▸ Requirement:
Search the records for the string "treasuryReward", and show each line where it appears.

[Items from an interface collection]
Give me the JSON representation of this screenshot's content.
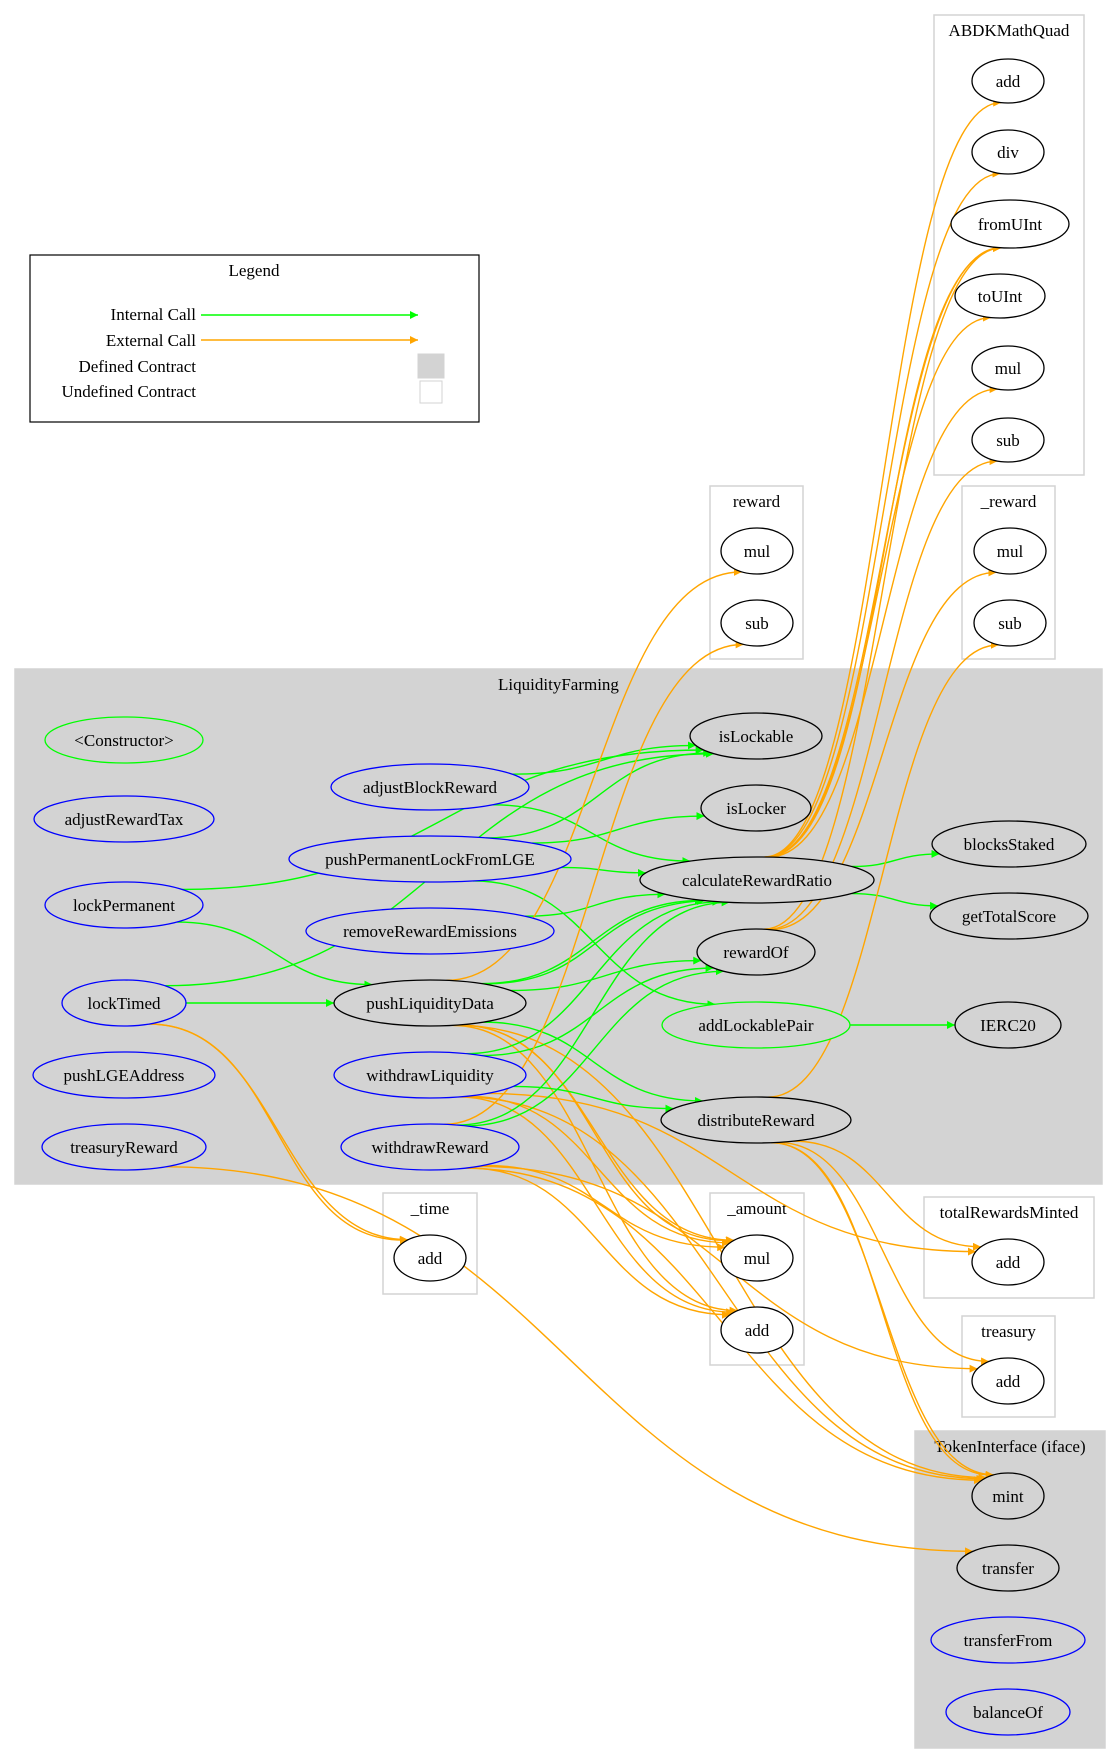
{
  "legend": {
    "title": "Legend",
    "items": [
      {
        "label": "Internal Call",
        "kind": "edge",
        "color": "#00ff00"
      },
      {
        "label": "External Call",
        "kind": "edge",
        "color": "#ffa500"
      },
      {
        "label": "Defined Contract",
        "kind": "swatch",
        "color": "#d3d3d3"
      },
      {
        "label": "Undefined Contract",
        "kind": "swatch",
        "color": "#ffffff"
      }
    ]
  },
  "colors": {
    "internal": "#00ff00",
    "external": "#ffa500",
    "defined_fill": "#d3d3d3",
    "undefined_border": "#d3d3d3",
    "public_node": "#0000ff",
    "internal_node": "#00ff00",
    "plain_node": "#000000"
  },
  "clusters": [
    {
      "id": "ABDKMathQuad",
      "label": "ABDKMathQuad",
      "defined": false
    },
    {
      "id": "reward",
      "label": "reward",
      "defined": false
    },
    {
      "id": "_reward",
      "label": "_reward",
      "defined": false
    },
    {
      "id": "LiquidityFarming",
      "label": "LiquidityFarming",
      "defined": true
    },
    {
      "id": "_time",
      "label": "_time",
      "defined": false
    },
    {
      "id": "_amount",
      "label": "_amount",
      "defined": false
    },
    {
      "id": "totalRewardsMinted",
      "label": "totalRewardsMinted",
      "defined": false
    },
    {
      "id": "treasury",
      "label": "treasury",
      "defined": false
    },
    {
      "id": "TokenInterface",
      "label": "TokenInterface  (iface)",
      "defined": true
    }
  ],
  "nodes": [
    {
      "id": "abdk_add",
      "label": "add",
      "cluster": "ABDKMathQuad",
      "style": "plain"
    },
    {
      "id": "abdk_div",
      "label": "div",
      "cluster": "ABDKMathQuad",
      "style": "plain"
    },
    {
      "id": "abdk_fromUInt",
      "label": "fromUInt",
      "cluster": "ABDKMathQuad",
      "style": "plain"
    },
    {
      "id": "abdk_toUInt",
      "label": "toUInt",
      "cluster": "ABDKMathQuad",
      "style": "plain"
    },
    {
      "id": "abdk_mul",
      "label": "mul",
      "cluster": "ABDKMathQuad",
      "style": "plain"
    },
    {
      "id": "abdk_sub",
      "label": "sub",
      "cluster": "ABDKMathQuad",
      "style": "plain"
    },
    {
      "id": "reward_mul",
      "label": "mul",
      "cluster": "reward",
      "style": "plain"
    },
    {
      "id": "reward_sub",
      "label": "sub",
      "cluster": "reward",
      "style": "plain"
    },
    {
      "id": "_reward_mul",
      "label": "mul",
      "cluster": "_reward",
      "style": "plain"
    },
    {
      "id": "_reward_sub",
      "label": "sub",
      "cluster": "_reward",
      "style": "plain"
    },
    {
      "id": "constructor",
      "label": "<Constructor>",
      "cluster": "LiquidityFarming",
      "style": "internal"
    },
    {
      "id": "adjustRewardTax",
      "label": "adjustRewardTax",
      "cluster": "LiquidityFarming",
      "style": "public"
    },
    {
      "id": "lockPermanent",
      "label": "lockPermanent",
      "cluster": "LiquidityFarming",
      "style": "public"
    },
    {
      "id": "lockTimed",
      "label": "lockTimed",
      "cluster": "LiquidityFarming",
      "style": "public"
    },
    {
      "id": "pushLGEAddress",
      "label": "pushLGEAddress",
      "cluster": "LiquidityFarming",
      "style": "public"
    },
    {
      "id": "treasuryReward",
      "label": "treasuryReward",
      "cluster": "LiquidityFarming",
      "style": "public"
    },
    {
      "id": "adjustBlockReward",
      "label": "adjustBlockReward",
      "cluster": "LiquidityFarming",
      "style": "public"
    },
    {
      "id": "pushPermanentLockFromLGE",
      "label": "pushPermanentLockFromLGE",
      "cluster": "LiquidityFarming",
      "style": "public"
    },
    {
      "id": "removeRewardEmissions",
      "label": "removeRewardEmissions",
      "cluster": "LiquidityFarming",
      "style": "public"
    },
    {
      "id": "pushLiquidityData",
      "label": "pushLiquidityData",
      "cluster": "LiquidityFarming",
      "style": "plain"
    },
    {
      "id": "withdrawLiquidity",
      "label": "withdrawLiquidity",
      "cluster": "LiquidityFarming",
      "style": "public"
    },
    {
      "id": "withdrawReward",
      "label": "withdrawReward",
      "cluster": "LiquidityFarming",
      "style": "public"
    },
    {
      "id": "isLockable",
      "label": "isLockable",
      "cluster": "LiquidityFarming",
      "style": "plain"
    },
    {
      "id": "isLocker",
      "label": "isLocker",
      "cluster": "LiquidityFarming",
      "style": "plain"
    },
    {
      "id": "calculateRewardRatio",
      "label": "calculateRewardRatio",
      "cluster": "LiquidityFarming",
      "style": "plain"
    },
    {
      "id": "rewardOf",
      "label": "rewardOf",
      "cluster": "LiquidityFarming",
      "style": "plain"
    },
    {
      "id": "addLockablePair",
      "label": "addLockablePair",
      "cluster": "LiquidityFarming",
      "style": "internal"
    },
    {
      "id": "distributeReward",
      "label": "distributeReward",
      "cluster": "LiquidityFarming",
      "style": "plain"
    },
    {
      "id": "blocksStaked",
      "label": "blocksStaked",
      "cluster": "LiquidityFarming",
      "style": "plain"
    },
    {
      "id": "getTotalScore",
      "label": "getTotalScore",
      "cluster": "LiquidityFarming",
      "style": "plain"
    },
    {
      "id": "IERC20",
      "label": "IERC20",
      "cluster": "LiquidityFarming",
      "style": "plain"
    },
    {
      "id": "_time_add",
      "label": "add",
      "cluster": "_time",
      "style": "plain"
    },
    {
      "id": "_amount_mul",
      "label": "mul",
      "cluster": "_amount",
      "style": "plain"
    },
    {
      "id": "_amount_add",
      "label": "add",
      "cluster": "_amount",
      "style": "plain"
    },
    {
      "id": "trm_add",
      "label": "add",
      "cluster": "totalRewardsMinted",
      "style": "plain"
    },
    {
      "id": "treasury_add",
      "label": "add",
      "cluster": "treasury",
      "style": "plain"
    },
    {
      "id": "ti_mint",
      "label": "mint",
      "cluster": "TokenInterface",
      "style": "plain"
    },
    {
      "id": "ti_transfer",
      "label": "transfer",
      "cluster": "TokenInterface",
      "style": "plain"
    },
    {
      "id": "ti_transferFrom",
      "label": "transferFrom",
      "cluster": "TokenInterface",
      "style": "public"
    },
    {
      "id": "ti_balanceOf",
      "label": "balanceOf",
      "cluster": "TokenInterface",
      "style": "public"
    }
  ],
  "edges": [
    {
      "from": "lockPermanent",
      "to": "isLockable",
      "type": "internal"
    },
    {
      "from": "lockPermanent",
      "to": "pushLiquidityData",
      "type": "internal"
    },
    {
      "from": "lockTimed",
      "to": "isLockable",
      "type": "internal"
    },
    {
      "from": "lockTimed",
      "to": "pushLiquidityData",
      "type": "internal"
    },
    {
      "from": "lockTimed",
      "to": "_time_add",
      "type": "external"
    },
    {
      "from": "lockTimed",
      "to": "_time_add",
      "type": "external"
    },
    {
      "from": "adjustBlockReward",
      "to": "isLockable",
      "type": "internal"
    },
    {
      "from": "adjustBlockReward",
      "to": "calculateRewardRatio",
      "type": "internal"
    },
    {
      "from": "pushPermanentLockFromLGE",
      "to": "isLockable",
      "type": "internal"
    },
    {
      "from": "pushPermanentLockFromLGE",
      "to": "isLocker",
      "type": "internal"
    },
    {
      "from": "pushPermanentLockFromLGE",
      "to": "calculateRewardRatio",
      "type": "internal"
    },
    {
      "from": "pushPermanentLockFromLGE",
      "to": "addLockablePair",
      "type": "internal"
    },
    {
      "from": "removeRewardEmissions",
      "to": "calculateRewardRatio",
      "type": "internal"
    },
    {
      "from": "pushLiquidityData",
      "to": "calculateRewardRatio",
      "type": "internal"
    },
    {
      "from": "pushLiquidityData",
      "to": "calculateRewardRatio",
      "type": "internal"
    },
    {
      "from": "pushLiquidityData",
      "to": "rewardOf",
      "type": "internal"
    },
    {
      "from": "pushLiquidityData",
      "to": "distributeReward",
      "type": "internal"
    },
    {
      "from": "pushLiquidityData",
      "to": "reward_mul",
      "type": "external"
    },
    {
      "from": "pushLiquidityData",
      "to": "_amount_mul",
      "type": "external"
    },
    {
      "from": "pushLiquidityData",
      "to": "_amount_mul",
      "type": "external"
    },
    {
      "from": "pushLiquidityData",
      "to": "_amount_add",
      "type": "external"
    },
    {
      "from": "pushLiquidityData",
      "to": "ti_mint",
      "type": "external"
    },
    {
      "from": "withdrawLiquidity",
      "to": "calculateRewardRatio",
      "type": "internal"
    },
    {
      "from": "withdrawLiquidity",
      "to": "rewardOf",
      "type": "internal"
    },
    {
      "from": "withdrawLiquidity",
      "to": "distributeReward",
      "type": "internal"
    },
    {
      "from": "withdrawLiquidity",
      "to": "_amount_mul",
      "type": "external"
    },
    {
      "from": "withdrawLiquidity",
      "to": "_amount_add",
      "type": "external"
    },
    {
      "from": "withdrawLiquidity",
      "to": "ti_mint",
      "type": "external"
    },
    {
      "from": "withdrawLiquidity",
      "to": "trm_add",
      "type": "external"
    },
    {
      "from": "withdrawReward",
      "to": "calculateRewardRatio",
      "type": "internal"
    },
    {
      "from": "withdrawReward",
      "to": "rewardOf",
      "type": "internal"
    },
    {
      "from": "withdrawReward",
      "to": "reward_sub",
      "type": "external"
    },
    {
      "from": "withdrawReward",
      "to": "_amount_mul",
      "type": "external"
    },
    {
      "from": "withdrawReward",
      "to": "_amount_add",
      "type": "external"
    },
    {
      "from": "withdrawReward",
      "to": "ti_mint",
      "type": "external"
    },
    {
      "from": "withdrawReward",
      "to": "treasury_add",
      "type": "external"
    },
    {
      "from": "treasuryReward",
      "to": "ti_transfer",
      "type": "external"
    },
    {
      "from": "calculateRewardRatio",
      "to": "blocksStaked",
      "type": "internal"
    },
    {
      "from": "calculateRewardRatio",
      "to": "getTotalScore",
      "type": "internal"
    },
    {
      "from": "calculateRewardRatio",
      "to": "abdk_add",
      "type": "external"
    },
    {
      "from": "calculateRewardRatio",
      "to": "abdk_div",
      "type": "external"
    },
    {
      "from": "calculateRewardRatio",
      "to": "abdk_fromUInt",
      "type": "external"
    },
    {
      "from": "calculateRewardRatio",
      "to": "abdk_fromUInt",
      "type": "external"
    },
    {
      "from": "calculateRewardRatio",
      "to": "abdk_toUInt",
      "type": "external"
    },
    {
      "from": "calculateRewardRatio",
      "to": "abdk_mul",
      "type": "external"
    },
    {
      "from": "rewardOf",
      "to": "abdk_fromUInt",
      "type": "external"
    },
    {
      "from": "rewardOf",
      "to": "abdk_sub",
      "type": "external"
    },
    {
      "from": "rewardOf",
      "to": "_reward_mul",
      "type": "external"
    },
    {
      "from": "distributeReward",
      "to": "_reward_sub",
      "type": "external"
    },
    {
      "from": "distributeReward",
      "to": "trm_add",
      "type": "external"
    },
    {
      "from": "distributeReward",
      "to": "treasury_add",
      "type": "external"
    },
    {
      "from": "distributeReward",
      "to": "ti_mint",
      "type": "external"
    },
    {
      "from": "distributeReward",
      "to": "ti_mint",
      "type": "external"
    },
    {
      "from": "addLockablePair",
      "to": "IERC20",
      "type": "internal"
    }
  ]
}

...

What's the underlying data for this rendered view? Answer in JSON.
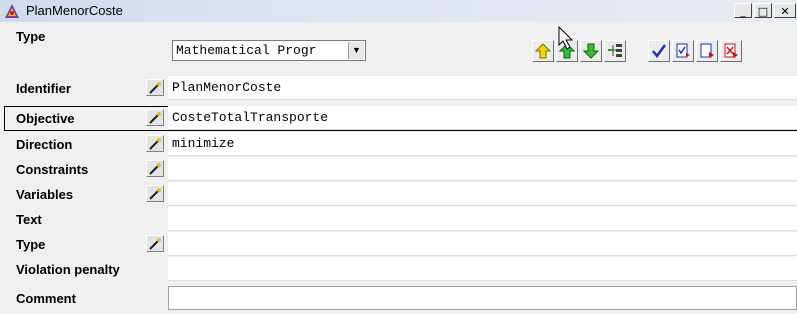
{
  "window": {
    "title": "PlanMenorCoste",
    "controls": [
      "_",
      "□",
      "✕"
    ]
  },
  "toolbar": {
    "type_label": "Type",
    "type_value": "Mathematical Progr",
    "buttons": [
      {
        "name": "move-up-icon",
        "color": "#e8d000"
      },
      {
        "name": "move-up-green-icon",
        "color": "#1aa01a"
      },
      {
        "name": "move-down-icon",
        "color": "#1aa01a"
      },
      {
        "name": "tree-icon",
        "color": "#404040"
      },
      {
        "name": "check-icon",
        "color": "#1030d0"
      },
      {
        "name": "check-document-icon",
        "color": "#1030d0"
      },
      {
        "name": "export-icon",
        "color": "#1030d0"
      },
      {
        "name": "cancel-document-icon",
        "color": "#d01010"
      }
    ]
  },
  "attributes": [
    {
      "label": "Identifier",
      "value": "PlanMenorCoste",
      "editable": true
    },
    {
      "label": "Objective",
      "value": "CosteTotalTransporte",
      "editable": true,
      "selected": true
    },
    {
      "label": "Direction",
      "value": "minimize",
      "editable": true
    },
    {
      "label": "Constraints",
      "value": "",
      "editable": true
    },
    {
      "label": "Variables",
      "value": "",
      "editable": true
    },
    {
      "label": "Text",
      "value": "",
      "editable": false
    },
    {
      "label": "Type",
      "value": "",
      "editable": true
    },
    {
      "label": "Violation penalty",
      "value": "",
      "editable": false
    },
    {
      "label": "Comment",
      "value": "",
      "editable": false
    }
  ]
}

▸ Output below:
      "id": "treasuryReward",
      "label": "treasuryReward",
      "from": "treasuryReward",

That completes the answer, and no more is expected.